By Kirsten Swann
Newborns need a warm place to call home.
After their daughter was born nearly a month ago at a local hospital, Rachel and Josh Crawford said they often pull her rocker into the living room while they cook dinner, spending every minute they can with their new child.
They said baby Devi is already settling in.
“We see significant changes in her just since she’s been released,” said Josh Crawford, hunched forward in his chair in an upstairs room of the Anchorage VA hospital and fiddling with the zipper on his Carhartt jacket. “She feels more at home, too.”
Cocooned in a pink blanket in her car seat on the table, the baby cooed, eyes clinched shut, wispy hair already showing traces of red like her mother’s.
“It’s the way it’s supposed to be,” said Rachel Crawford.
After tying the knot in Michigan on Super Bowl Sunday of 2009, the young couple said they never could have imagined spending the first few weeks with their firstborn daughter in a house hundreds of miles from home at Eielson Air Force Base, where Josh is stationed as an airman with the 354th Communications Squadron.
A whirlwind few hours in early January changed everything.
Operated by the non-profit Fisher Foundation, the Fisher House at Joint Base Elmendorf-Richardson is one of 54 worldwide offering free housing for military families while their loved ones receive medical treatment.
With 11 rooms reserved for families and service members living more than fifty miles away and a 12th reserved for families referred by the VA hospital, Fisher House Director Jeff Temple said the home has already welcomed several families since opening its doors December 22.
With two six-room wings situated around a common living area and kitchen, Temple said it’s designed after a “compassionate care” model where “everybody there kind of cares for each other.”

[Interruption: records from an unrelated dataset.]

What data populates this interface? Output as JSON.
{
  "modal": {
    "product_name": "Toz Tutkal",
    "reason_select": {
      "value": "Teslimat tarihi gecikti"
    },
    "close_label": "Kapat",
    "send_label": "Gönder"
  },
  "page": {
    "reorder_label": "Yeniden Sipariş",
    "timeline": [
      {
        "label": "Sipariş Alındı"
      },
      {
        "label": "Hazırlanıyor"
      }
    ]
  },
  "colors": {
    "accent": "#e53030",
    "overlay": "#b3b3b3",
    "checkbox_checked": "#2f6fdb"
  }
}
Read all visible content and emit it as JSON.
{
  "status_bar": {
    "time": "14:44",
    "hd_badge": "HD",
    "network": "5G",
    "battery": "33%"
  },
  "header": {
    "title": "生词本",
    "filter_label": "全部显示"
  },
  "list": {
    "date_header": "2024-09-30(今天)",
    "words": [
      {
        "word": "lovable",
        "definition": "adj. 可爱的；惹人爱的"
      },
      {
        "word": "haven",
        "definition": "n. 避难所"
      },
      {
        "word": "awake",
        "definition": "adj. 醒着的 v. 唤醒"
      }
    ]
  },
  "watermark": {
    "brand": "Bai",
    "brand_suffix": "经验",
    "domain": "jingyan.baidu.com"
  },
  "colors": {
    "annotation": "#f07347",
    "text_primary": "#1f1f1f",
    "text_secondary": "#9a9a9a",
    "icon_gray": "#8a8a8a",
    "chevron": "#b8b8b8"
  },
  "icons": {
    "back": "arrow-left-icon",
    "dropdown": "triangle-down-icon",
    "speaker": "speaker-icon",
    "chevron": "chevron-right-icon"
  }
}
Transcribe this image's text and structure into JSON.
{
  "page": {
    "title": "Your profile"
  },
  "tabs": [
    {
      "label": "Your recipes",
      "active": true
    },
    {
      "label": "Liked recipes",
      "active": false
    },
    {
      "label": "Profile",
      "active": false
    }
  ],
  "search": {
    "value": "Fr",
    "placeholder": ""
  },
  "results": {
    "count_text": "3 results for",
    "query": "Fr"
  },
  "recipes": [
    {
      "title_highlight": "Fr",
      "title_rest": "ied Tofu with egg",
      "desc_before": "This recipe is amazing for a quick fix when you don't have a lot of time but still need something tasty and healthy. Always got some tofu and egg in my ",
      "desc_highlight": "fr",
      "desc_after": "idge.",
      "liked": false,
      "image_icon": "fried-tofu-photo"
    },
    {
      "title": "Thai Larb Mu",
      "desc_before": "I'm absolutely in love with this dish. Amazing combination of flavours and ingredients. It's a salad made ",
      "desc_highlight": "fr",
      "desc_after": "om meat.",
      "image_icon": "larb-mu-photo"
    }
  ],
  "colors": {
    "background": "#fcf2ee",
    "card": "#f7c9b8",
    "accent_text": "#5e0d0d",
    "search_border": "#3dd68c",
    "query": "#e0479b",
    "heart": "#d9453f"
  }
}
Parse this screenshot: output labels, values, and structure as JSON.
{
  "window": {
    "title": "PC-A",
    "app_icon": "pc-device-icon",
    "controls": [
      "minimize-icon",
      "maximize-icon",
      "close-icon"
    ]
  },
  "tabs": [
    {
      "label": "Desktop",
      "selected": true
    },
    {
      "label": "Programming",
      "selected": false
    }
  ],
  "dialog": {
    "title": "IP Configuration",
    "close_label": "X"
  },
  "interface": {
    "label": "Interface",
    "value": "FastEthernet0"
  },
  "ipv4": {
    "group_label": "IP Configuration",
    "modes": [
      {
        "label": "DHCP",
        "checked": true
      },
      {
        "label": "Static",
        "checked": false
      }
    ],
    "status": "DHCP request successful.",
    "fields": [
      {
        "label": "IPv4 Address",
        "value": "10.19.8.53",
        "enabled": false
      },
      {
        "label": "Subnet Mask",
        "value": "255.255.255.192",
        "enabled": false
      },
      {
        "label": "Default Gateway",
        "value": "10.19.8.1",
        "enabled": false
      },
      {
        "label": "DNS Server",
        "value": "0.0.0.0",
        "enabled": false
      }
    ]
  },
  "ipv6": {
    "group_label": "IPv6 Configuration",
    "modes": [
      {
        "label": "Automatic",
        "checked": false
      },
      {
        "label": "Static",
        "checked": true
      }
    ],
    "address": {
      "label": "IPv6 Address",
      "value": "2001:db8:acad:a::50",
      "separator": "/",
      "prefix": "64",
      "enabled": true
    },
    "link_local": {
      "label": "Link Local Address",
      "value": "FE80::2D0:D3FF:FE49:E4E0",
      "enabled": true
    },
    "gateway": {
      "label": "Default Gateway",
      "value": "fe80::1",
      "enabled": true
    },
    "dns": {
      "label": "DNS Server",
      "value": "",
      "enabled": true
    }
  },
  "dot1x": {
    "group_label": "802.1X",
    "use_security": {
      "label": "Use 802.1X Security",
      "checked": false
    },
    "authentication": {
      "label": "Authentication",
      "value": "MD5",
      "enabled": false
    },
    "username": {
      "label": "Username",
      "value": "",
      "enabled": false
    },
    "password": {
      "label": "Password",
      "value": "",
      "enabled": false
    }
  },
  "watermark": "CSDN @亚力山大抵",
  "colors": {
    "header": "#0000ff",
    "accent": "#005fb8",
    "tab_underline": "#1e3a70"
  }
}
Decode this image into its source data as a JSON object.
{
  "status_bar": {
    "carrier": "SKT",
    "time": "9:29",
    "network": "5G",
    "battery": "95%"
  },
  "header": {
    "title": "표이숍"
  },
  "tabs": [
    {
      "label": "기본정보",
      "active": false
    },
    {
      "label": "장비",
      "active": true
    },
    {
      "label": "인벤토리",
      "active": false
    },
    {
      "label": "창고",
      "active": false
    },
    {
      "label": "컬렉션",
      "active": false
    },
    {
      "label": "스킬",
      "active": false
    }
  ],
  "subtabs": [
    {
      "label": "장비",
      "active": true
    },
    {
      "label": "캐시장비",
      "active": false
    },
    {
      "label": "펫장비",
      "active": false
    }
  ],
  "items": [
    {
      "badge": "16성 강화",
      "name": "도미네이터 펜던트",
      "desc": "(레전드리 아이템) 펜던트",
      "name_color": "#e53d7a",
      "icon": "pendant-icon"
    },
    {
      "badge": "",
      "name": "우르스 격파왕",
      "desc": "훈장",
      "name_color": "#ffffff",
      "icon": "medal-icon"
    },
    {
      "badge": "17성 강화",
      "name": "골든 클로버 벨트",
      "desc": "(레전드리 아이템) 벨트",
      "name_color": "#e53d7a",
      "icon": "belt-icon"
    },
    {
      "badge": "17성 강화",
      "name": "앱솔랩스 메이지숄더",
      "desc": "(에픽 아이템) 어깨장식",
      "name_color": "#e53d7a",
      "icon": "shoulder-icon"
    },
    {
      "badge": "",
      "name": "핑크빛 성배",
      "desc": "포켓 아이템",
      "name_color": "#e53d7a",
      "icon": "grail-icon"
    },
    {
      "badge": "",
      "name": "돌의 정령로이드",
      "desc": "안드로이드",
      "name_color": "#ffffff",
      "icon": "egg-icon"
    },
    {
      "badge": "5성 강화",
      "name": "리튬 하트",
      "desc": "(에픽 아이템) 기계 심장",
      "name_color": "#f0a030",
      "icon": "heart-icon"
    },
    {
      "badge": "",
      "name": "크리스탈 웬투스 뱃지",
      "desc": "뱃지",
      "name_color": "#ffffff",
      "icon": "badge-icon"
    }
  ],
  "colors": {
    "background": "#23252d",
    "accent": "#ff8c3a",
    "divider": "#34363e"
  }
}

While Temple is currently the only employee, he said the House depends on five or six key volunteers who assist in checking families in, giving them a tour of the home and, most importantly, making them feel comfortable and at home.
“It really kind of takes that piece of worry away from them,” Temple said.
It did for the Crawfords.
“We found out there were going to be some complications Tuesday and flew down Wednesday,” Josh said.
After learning of a potentially life-threatening problem with his wife’s pregnancy, he said he had less than two hours to make the forty-five minute drive back to base from the hospital, pack a quick bag and drive back to the hospital in time to catch a red-eye flight to Anchorage.
They said they spent the first night at Providence Hospital while Rachel underwent a series of tests and ultrasounds. The next day, doctors scheduled a c-section for the following morning, and Josh’s commanding officer recommended they move into the Fisher House during their stay in Anchorage.
He recalled feeling a great peace of mind that night, settled into the home and preparing for Devi’s birth. They ate at the Red Robin at Tikhatnu Commons that night, he said, and the ice cream was on the house in celebration of their daughter’s impending birthday.
Crawford said the gravity of their situation had not yet sunk in.
“We were going to have a perfect baby, perfect timing, no complications,” he said. “It hit me a few days later.”
Driving back and forth between the Fisher House and the hospital in their rental Nissan, holding their breaths while doctors performed a series of surgeries on their infant daughter in the weeks after her birth, they said they began to realize what could have happened.
“It’s been kind of a blur, every emotion you could think of,” said Rachel, long red hair falling loosely over her shoulders, eyes tired from sleepless nights spent looking after her child.
Now, they’re finally ready to fly back to Fairbanks and introduce Devi to her real home and ocean-blue home office turned nursery.
But after spending a month at the Fisher House, “The transition to our house shouldn’t be that difficult for her,” Josh said.
“It could have been so much more stressful,” Rachel said. The Fisher House took the stress away, and with a still-uncertain medical future for Devi, born more than a month prematurely ,Josh said the House will be a frequent home-away-from-home for his family.
“It’s inevitable we’ll be back down here,” he said.
The doors will be open.
"Holidays, birthdays & anniversaries have been celebrated with tears and smiles with people who truly understand what the other person is experiencing."
- Kamryn Jaroszewski